(Records supplied Opens)

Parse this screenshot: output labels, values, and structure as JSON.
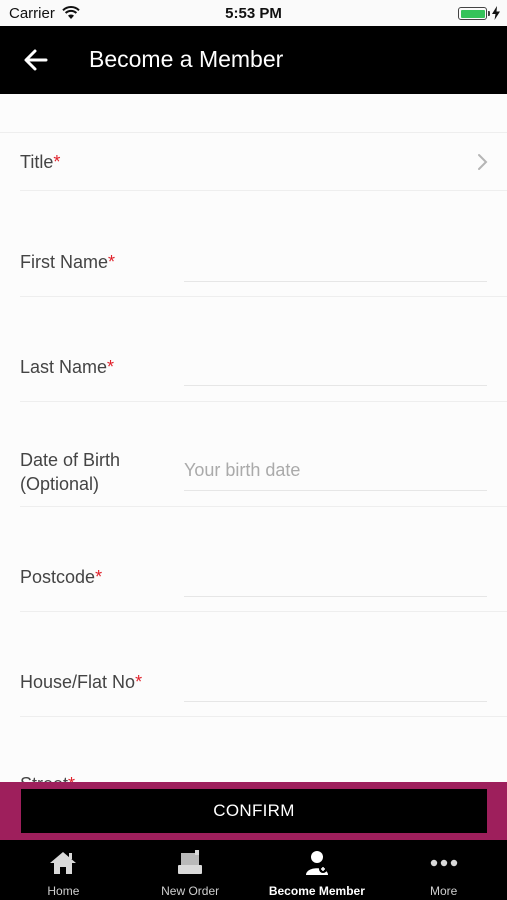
{
  "status_bar": {
    "carrier": "Carrier",
    "time": "5:53 PM"
  },
  "nav": {
    "title": "Become a Member"
  },
  "form": {
    "required_marker": "*",
    "fields": [
      {
        "label": "Title",
        "required": true,
        "type": "select",
        "placeholder": ""
      },
      {
        "label": "First Name",
        "required": true,
        "type": "text",
        "placeholder": ""
      },
      {
        "label": "Last Name",
        "required": true,
        "type": "text",
        "placeholder": ""
      },
      {
        "label_line1": "Date of Birth",
        "label_line2": "(Optional)",
        "required": false,
        "type": "text",
        "placeholder": "Your birth date"
      },
      {
        "label": "Postcode",
        "required": true,
        "type": "text",
        "placeholder": ""
      },
      {
        "label": "House/Flat No",
        "required": true,
        "type": "text",
        "placeholder": ""
      },
      {
        "label": "Street",
        "required": true,
        "type": "text",
        "placeholder": ""
      }
    ]
  },
  "confirm": {
    "label": "CONFIRM"
  },
  "tabs": [
    {
      "label": "Home",
      "icon": "home-icon",
      "active": false
    },
    {
      "label": "New Order",
      "icon": "new-order-icon",
      "active": false
    },
    {
      "label": "Become Member",
      "icon": "member-icon",
      "active": true
    },
    {
      "label": "More",
      "icon": "more-dots-icon",
      "active": false
    }
  ],
  "colors": {
    "nav_bg": "#000000",
    "confirm_bar_bg": "#9e1f5c",
    "required_marker": "#e0202a",
    "battery": "#35c35a"
  }
}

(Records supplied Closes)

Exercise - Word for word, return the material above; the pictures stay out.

Response to the exercise -
Parse this screenshot: output labels, values, and structure as JSON.
{
  "status_bar": {
    "carrier": "Carrier",
    "time": "5:53 PM"
  },
  "nav": {
    "title": "Become a Member"
  },
  "form": {
    "required_marker": "*",
    "fields": [
      {
        "label": "Title",
        "required": true,
        "type": "select",
        "placeholder": ""
      },
      {
        "label": "First Name",
        "required": true,
        "type": "text",
        "placeholder": ""
      },
      {
        "label": "Last Name",
        "required": true,
        "type": "text",
        "placeholder": ""
      },
      {
        "label_line1": "Date of Birth",
        "label_line2": "(Optional)",
        "required": false,
        "type": "text",
        "placeholder": "Your birth date"
      },
      {
        "label": "Postcode",
        "required": true,
        "type": "text",
        "placeholder": ""
      },
      {
        "label": "House/Flat No",
        "required": true,
        "type": "text",
        "placeholder": ""
      },
      {
        "label": "Street",
        "required": true,
        "type": "text",
        "placeholder": ""
      }
    ]
  },
  "confirm": {
    "label": "CONFIRM"
  },
  "tabs": [
    {
      "label": "Home",
      "icon": "home-icon",
      "active": false
    },
    {
      "label": "New Order",
      "icon": "new-order-icon",
      "active": false
    },
    {
      "label": "Become Member",
      "icon": "member-icon",
      "active": true
    },
    {
      "label": "More",
      "icon": "more-dots-icon",
      "active": false
    }
  ],
  "colors": {
    "nav_bg": "#000000",
    "confirm_bar_bg": "#9e1f5c",
    "required_marker": "#e0202a",
    "battery": "#35c35a"
  }
}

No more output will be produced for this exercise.